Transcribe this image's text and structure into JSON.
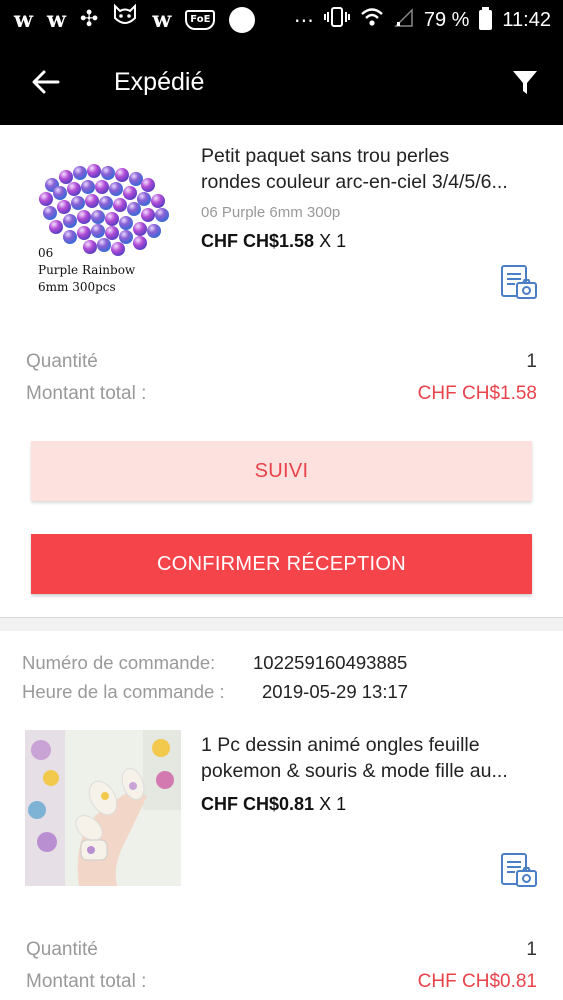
{
  "status_bar": {
    "battery": "79 %",
    "time": "11:42",
    "left_icons": [
      "w",
      "w",
      "✣",
      "🐱",
      "w",
      "FoE"
    ],
    "dots": "⋯"
  },
  "header": {
    "title": "Expédié",
    "back_icon": "arrow-left",
    "filter_icon": "funnel"
  },
  "orders": [
    {
      "product": {
        "title_line1": "Petit paquet sans trou perles",
        "title_line2": "rondes couleur arc-en-ciel 3/4/5/6...",
        "variant": "06 Purple 6mm 300p",
        "price": "CHF CH$1.58",
        "qty": "X 1",
        "thumb_caption_1": "06",
        "thumb_caption_2": "Purple Rainbow",
        "thumb_caption_3": "6mm 300pcs"
      },
      "quantity_label": "Quantité",
      "quantity_value": "1",
      "total_label": "Montant total :",
      "total_value": "CHF CH$1.58",
      "track_button": "SUIVI",
      "confirm_button": "CONFIRMER RÉCEPTION"
    },
    {
      "order_number_label": "Numéro de commande:",
      "order_number_value": "102259160493885",
      "order_time_label": "Heure de la commande :",
      "order_time_value": "2019-05-29 13:17",
      "product": {
        "title_line1": "1 Pc dessin animé ongles feuille",
        "title_line2": "pokemon & souris & mode fille au...",
        "price": "CHF CH$0.81",
        "qty": "X 1"
      },
      "quantity_label": "Quantité",
      "quantity_value": "1",
      "total_label": "Montant total :",
      "total_value": "CHF CH$0.81"
    }
  ],
  "colors": {
    "accent": "#f6444b",
    "accent_light": "#fce1de",
    "header_bg": "#000000"
  }
}
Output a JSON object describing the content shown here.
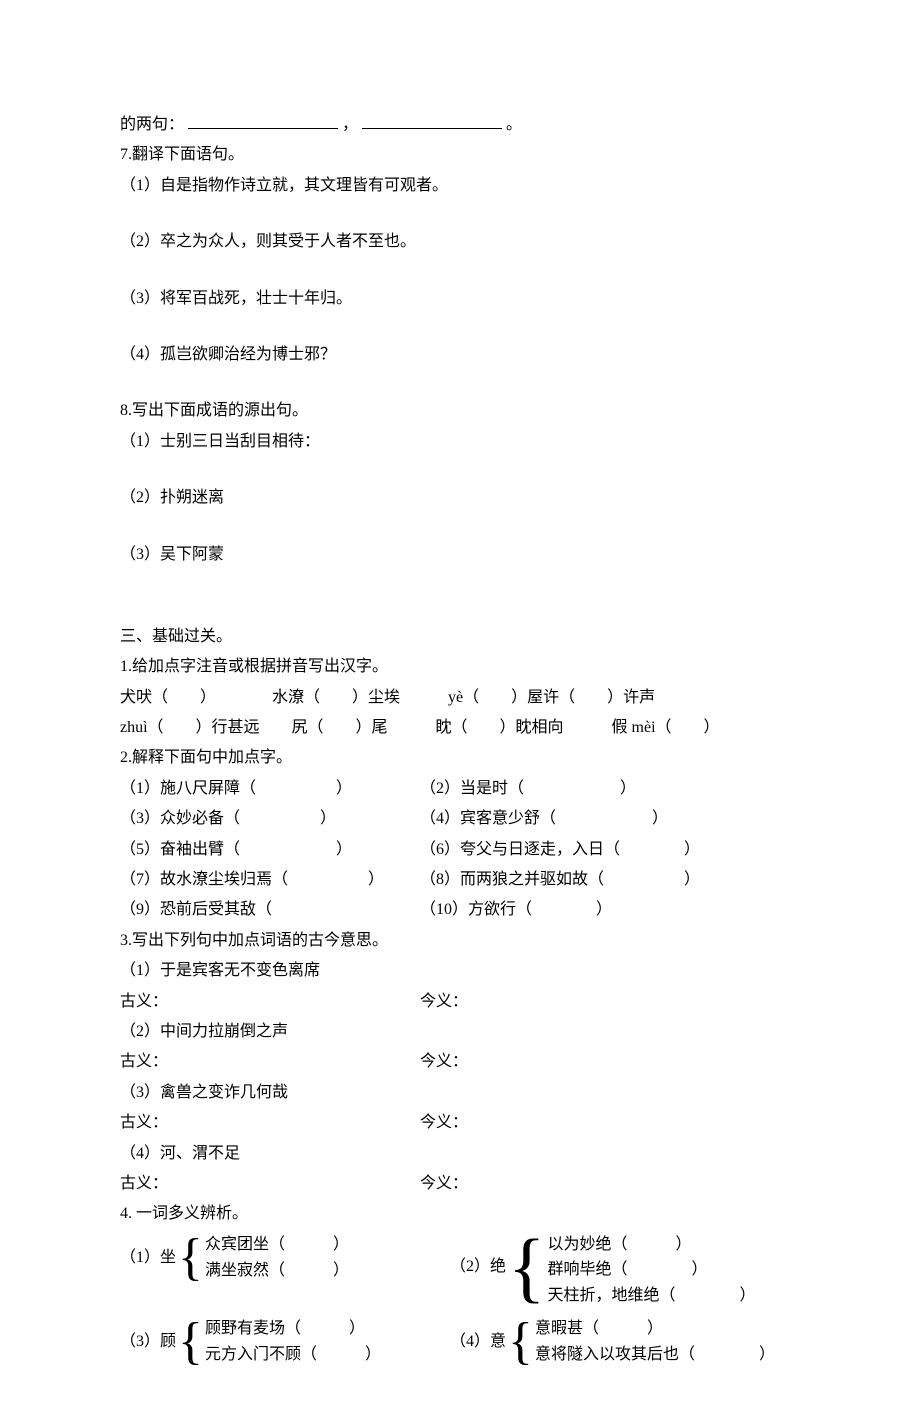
{
  "top": {
    "line1_a": "的两句：",
    "line1_comma": "，",
    "line1_period": "。",
    "q7": "7.翻译下面语句。",
    "q7_1": "（1）自是指物作诗立就，其文理皆有可观者。",
    "q7_2": "（2）卒之为众人，则其受于人者不至也。",
    "q7_3": "（3）将军百战死，壮士十年归。",
    "q7_4": "（4）孤岂欲卿治经为博士邪？",
    "q8": "8.写出下面成语的源出句。",
    "q8_1": "（1）士别三日当刮目相待：",
    "q8_2": "（2）扑朔迷离",
    "q8_3": "（3）吴下阿蒙"
  },
  "sec3": {
    "title": "三、基础过关。",
    "q1": "1.给加点字注音或根据拼音写出汉字。",
    "q1_l1": "犬吠（　　）　　　　水潦（　　）尘埃　　　yè（　　）屋许（　　）许声",
    "q1_l2": "zhuì（　　）行甚远　　尻（　　）尾　　　眈（　　）眈相向　　　假 mèi（　　）",
    "q2": "2.解释下面句中加点字。",
    "q2_1a": "（1）施八尺屏障（　　　　　）",
    "q2_1b": "（2）当是时（　　　　　　）",
    "q2_2a": "（3）众妙必备（　　　　　）",
    "q2_2b": "（4）宾客意少舒（　　　　　　）",
    "q2_3a": "（5）奋袖出臂（　　　　　　）",
    "q2_3b": "（6）夸父与日逐走，入日（　　　　）",
    "q2_4a": "（7）故水潦尘埃归焉（　　　　　）",
    "q2_4b": "（8）而两狼之并驱如故（　　　　　）",
    "q2_5a": "（9）恐前后受其敌（",
    "q2_5b": "（10）方欲行（　　　　）",
    "q3": "3.写出下列句中加点词语的古今意思。",
    "q3_1": "（1）于是宾客无不变色离席",
    "q3_2": "（2）中间力拉崩倒之声",
    "q3_3": "（3）禽兽之变诈几何哉",
    "q3_4": "（4）河、渭不足",
    "gu": "古义：",
    "jin": "今义：",
    "q4": "4. 一词多义辨析。",
    "q4_1_label": "（1）坐",
    "q4_1_a": "众宾团坐（　　　）",
    "q4_1_b": "满坐寂然（　　　）",
    "q4_2_label": "（2）绝",
    "q4_2_a": "以为妙绝（　　　）",
    "q4_2_b": "群响毕绝（　　　　）",
    "q4_2_c": "天柱折，地维绝（　　　　）",
    "q4_3_label": "（3）顾",
    "q4_3_a": "顾野有麦场（　　　）",
    "q4_3_b": "元方入门不顾（　　　）",
    "q4_4_label": "（4）意",
    "q4_4_a": "意暇甚（　　　）",
    "q4_4_b": "意将隧入以攻其后也（　　　　）"
  }
}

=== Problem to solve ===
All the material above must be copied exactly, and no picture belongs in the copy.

=== Reply to the task ===
Transcribe this image's text and structure into JSON.
{
  "status_bar": {
    "battery": "79 %",
    "time": "11:42",
    "left_icons": [
      "w",
      "w",
      "✣",
      "🐱",
      "w",
      "FoE"
    ],
    "dots": "⋯"
  },
  "header": {
    "title": "Expédié",
    "back_icon": "arrow-left",
    "filter_icon": "funnel"
  },
  "orders": [
    {
      "product": {
        "title_line1": "Petit paquet sans trou perles",
        "title_line2": "rondes couleur arc-en-ciel 3/4/5/6...",
        "variant": "06 Purple 6mm 300p",
        "price": "CHF CH$1.58",
        "qty": "X 1",
        "thumb_caption_1": "06",
        "thumb_caption_2": "Purple Rainbow",
        "thumb_caption_3": "6mm 300pcs"
      },
      "quantity_label": "Quantité",
      "quantity_value": "1",
      "total_label": "Montant total :",
      "total_value": "CHF CH$1.58",
      "track_button": "SUIVI",
      "confirm_button": "CONFIRMER RÉCEPTION"
    },
    {
      "order_number_label": "Numéro de commande:",
      "order_number_value": "102259160493885",
      "order_time_label": "Heure de la commande :",
      "order_time_value": "2019-05-29 13:17",
      "product": {
        "title_line1": "1 Pc dessin animé ongles feuille",
        "title_line2": "pokemon & souris & mode fille au...",
        "price": "CHF CH$0.81",
        "qty": "X 1"
      },
      "quantity_label": "Quantité",
      "quantity_value": "1",
      "total_label": "Montant total :",
      "total_value": "CHF CH$0.81"
    }
  ],
  "colors": {
    "accent": "#f6444b",
    "accent_light": "#fce1de",
    "header_bg": "#000000"
  }
}
Output a JSON object describing the content shown here.
{
  "top": {
    "line1_a": "的两句：",
    "line1_comma": "，",
    "line1_period": "。",
    "q7": "7.翻译下面语句。",
    "q7_1": "（1）自是指物作诗立就，其文理皆有可观者。",
    "q7_2": "（2）卒之为众人，则其受于人者不至也。",
    "q7_3": "（3）将军百战死，壮士十年归。",
    "q7_4": "（4）孤岂欲卿治经为博士邪？",
    "q8": "8.写出下面成语的源出句。",
    "q8_1": "（1）士别三日当刮目相待：",
    "q8_2": "（2）扑朔迷离",
    "q8_3": "（3）吴下阿蒙"
  },
  "sec3": {
    "title": "三、基础过关。",
    "q1": "1.给加点字注音或根据拼音写出汉字。",
    "q1_l1": "犬吠（　　）　　　　水潦（　　）尘埃　　　yè（　　）屋许（　　）许声",
    "q1_l2": "zhuì（　　）行甚远　　尻（　　）尾　　　眈（　　）眈相向　　　假 mèi（　　）",
    "q2": "2.解释下面句中加点字。",
    "q2_1a": "（1）施八尺屏障（　　　　　）",
    "q2_1b": "（2）当是时（　　　　　　）",
    "q2_2a": "（3）众妙必备（　　　　　）",
    "q2_2b": "（4）宾客意少舒（　　　　　　）",
    "q2_3a": "（5）奋袖出臂（　　　　　　）",
    "q2_3b": "（6）夸父与日逐走，入日（　　　　）",
    "q2_4a": "（7）故水潦尘埃归焉（　　　　　）",
    "q2_4b": "（8）而两狼之并驱如故（　　　　　）",
    "q2_5a": "（9）恐前后受其敌（",
    "q2_5b": "（10）方欲行（　　　　）",
    "q3": "3.写出下列句中加点词语的古今意思。",
    "q3_1": "（1）于是宾客无不变色离席",
    "q3_2": "（2）中间力拉崩倒之声",
    "q3_3": "（3）禽兽之变诈几何哉",
    "q3_4": "（4）河、渭不足",
    "gu": "古义：",
    "jin": "今义：",
    "q4": "4. 一词多义辨析。",
    "q4_1_label": "（1）坐",
    "q4_1_a": "众宾团坐（　　　）",
    "q4_1_b": "满坐寂然（　　　）",
    "q4_2_label": "（2）绝",
    "q4_2_a": "以为妙绝（　　　）",
    "q4_2_b": "群响毕绝（　　　　）",
    "q4_2_c": "天柱折，地维绝（　　　　）",
    "q4_3_label": "（3）顾",
    "q4_3_a": "顾野有麦场（　　　）",
    "q4_3_b": "元方入门不顾（　　　）",
    "q4_4_label": "（4）意",
    "q4_4_a": "意暇甚（　　　）",
    "q4_4_b": "意将隧入以攻其后也（　　　　）"
  }
}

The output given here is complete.